This according to “A special kind of courtesy: Action at a bluegrass festival jam session” by Michelle Kisliuk (TDR: The drama review XXXII/3 [fall 1988] pp. 141–155). Above and below, festival attendees jamming with that special courtesy.
Related articles are here.
Maintained since 1996 by Charley Pennell, a cataloguer at the D.H. Hill Library at North Carolina State University, Bluegrass discography lists bluegrass singles, LPs, tapes, CDs, and videos by label, performer, and album. Resources for obtaining these publications are also listed.
Below, the legendary Flatt & Scruggs perform Foggy mountain breakdown.

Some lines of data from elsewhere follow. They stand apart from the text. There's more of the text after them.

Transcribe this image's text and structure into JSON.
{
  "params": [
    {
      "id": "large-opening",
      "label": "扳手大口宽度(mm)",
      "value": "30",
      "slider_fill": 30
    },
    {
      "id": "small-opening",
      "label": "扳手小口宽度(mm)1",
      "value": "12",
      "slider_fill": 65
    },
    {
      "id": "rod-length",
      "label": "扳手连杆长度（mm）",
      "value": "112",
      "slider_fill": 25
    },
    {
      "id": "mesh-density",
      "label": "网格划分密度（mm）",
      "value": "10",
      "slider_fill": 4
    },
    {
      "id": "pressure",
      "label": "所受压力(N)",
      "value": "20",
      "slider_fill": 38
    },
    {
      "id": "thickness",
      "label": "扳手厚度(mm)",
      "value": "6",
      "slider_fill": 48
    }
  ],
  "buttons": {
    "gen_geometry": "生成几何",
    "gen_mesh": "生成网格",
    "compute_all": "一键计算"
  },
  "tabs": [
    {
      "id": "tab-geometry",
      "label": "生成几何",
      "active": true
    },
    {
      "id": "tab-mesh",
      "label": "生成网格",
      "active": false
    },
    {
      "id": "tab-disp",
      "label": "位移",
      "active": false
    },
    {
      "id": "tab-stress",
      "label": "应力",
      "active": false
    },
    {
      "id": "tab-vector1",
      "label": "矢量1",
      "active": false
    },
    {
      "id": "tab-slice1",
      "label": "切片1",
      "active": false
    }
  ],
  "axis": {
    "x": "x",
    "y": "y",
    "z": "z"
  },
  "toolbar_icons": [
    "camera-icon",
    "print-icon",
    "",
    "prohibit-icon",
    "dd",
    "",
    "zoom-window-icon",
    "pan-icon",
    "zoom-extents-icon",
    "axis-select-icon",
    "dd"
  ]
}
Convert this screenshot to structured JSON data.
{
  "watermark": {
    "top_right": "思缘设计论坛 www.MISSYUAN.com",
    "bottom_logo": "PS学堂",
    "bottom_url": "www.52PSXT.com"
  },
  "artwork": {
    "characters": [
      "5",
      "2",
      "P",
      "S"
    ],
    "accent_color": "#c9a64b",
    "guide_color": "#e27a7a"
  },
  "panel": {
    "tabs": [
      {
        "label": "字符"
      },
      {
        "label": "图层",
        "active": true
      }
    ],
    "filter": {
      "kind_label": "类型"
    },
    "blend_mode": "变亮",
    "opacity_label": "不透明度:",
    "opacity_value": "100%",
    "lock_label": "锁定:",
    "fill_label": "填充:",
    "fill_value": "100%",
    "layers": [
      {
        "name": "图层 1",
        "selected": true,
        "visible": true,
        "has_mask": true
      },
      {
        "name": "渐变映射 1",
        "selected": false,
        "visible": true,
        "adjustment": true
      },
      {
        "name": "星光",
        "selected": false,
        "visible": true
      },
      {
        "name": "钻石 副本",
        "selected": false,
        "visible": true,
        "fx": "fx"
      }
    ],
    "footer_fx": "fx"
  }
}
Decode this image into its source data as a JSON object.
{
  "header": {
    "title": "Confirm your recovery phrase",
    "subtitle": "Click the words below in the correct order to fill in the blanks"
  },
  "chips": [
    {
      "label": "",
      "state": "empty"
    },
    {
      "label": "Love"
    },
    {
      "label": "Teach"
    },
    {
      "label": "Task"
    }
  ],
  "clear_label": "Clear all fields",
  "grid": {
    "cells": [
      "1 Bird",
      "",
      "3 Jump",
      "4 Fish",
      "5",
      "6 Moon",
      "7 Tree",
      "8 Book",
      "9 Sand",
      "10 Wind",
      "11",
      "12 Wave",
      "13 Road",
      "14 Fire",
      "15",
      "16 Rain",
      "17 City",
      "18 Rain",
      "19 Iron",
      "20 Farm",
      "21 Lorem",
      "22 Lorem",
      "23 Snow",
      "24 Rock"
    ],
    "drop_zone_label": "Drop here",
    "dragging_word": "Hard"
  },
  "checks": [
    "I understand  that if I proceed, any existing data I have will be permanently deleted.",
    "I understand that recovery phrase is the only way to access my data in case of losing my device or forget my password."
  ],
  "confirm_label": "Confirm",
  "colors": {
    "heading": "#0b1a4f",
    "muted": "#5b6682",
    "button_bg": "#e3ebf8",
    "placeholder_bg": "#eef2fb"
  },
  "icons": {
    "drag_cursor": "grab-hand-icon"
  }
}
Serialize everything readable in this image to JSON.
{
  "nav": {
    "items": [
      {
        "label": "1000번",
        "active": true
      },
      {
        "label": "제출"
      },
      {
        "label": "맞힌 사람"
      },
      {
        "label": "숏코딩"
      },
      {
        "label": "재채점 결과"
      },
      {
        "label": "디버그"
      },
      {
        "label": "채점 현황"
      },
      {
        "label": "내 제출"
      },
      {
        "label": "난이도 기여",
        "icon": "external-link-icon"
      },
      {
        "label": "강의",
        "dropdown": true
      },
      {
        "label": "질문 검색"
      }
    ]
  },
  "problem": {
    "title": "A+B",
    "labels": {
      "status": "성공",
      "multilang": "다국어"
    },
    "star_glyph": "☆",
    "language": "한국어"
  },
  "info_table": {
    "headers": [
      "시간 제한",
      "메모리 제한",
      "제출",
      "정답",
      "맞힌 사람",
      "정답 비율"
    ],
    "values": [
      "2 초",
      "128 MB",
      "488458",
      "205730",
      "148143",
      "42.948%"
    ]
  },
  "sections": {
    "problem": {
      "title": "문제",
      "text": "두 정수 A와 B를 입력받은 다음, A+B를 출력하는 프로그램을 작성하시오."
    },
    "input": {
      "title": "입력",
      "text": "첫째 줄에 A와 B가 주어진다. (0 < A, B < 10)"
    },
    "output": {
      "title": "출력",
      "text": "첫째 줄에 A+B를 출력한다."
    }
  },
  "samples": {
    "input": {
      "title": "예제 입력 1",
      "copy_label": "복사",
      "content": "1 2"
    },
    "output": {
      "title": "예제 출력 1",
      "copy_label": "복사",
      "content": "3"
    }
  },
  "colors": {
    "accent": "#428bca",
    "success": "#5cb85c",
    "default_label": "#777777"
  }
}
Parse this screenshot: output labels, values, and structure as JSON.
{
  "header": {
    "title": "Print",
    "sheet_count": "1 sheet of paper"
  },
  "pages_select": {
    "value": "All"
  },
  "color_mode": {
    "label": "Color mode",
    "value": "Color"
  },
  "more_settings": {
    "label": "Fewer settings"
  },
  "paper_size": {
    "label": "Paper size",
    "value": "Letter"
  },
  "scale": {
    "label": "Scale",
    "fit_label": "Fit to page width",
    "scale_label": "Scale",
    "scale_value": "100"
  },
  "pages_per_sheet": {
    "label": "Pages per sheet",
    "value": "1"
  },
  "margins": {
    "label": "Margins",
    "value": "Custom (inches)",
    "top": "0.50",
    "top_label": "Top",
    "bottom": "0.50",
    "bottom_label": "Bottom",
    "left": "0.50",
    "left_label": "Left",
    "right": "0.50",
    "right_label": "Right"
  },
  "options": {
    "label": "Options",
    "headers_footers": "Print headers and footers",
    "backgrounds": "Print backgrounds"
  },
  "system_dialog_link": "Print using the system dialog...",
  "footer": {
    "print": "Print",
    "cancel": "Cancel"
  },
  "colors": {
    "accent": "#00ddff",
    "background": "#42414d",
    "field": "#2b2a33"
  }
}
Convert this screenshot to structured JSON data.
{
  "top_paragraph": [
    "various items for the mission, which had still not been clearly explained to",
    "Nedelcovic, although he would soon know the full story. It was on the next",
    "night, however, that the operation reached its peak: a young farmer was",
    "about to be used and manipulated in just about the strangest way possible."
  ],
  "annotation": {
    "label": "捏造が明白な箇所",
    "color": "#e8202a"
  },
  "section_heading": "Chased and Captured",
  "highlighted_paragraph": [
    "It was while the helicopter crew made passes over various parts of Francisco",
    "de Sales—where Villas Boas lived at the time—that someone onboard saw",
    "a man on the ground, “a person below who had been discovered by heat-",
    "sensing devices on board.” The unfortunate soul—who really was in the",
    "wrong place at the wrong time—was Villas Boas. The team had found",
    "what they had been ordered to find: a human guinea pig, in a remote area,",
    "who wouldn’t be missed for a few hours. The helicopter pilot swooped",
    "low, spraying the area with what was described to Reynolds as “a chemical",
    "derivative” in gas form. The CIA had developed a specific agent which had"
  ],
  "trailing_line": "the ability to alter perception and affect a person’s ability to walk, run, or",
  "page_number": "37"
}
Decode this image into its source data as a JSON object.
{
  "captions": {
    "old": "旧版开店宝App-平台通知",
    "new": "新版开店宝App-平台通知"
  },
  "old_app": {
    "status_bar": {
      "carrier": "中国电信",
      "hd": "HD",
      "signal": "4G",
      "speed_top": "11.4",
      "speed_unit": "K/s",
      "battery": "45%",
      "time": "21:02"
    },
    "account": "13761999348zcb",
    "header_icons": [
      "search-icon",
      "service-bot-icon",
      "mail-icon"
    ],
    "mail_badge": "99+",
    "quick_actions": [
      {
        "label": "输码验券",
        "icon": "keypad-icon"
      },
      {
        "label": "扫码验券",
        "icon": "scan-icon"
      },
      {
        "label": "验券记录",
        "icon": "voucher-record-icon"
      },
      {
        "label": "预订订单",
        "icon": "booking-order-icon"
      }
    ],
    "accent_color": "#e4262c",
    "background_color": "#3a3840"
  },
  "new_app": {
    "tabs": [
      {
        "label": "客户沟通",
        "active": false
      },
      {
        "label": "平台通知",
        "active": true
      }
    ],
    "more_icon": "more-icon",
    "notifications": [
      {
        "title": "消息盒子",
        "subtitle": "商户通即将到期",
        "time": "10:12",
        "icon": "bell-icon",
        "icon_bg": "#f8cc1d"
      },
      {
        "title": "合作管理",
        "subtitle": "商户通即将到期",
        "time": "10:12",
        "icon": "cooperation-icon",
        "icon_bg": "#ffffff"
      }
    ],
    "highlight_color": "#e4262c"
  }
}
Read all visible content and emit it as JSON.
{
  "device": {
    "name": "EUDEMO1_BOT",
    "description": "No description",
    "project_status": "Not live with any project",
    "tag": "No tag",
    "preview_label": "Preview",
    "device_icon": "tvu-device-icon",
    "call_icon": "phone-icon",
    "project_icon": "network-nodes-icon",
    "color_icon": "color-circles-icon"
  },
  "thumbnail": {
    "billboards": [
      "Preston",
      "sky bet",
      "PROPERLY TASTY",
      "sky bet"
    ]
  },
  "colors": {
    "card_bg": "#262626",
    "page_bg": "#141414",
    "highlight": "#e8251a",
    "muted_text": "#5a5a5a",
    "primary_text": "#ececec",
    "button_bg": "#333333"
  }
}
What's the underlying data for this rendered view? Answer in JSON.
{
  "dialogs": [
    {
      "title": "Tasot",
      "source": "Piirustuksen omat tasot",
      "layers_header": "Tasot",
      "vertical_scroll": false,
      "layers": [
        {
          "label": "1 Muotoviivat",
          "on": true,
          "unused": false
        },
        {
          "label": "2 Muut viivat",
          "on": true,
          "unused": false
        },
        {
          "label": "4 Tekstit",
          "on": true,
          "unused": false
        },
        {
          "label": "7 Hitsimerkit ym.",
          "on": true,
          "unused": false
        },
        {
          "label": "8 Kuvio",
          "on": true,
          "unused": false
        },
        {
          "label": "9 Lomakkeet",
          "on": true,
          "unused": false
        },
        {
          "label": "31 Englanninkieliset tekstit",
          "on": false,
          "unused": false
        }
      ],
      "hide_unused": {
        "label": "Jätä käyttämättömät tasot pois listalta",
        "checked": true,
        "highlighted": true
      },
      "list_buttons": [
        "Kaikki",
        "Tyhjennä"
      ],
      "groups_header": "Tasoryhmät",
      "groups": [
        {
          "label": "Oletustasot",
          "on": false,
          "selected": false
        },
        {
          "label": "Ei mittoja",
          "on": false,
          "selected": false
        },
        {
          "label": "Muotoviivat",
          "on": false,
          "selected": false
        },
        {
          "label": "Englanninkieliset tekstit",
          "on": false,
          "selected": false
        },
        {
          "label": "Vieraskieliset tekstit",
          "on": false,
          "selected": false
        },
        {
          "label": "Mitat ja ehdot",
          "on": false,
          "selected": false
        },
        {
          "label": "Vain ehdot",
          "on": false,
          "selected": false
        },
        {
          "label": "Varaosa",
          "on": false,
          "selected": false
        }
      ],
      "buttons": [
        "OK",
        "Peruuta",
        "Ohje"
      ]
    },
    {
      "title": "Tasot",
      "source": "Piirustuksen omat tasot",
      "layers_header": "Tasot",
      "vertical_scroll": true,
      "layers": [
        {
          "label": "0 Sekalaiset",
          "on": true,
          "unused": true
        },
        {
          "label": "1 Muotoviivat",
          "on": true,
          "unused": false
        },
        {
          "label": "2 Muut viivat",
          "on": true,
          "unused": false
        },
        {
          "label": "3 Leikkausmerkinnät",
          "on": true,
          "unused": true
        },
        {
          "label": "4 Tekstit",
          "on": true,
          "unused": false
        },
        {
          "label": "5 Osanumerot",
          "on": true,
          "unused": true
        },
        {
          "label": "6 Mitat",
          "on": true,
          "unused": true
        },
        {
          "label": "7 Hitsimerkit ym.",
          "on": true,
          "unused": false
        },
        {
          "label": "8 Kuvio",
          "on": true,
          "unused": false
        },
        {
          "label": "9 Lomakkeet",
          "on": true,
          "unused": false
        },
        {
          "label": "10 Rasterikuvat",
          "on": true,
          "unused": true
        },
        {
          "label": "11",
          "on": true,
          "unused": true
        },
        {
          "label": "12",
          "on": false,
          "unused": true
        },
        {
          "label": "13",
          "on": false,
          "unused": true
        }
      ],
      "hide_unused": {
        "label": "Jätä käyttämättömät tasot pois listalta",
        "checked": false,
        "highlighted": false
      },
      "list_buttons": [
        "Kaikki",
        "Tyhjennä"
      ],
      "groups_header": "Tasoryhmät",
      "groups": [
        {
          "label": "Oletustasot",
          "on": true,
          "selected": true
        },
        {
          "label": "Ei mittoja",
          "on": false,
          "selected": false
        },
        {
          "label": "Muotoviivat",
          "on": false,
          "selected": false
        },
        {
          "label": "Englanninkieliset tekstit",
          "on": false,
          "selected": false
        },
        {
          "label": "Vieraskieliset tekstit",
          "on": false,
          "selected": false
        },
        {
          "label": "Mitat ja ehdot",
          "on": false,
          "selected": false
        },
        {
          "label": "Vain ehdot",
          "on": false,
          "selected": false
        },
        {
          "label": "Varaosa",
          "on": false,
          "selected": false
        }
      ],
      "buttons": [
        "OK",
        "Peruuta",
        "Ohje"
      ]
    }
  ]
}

Florida Folklife from the WPA Collections is a multiformat ethnographic field collection documenting traditional cultures throughout Florida in the late 1930s and early 1940s. This free online resource is part of the Library of Congress American Memory series.
Undertaken in conjunction with the Florida Federal Writers’ Project, the Florida Music Project, and the Joint Committee on Folk Arts of the Work Projects Administration, the collection features folk songs and folktales in many languages, including blues and work songs from fishing boats, railroad gangs, and turpentine camps; children’s songs, dance music, and religious music of many cultures; and oral histories.
The website provides access to 376 sound recordings and 106 accompanying materials, including recording logs, transcriptions, correspondence between Florida WPA workers and Library of Congress personnel, and an essay on Florida folklife by Zora Neale Hurston (inset). A new essay by Stetson Kennedy reflects on the labor and the legacy of the WPA in Florida, and an extensive bibliography, a list of related Web sites, and a guide to the ethnic and language groups of Florida add further context to the New Deal era and to Florida culture.
Above, construction workers gathered around the stove in the craftsmen’s barracks at Camp Blanding, Florida, in 1940.
Founded in Saratoga Springs by Bill and Lena Spencer in 1960, Caffè Lena is the longest continuously running folk coffeehouse in the United States. With its longstanding tradition of nurturing new talent, the venue hosted some of the first performances of Bob Dylan, Arlo Guthrie, and Ani DiFranco, as well as some of the last appearances of the legendary Delta bluesmen Skip James and Mississippi John Hurt.
In August 2009, just in time for its 50th anniversary, the Caffè Lena Collection arrived at the American Folklife Center. This collection—a collaborative effort of the Center, the Caffè Lena History Project, and the Saratoga Springs History Museum—includes vintage photographs, articles, and letters; rare reel-to-reel recordings of performances; and oral history recordings with musicians, patrons, and staff members. The Center is making plans for digitizing the materials.
This according to “Celebrating 50 years of American folk music history: The Caffè Lena Collection arrives at the Library of Congress” by Jocelyn Arem (Folklife Center news XXXII/1–2, pp. 3–6). Above, Dylan, Suze Rotolo, Spencer, and Pasha, 1962. (All rights reserved by the Joe Alper Photo Collection LLC; may not be reproduced in any manner whatsoever without the written permission of the Joe Alper Photo Collection LLC.)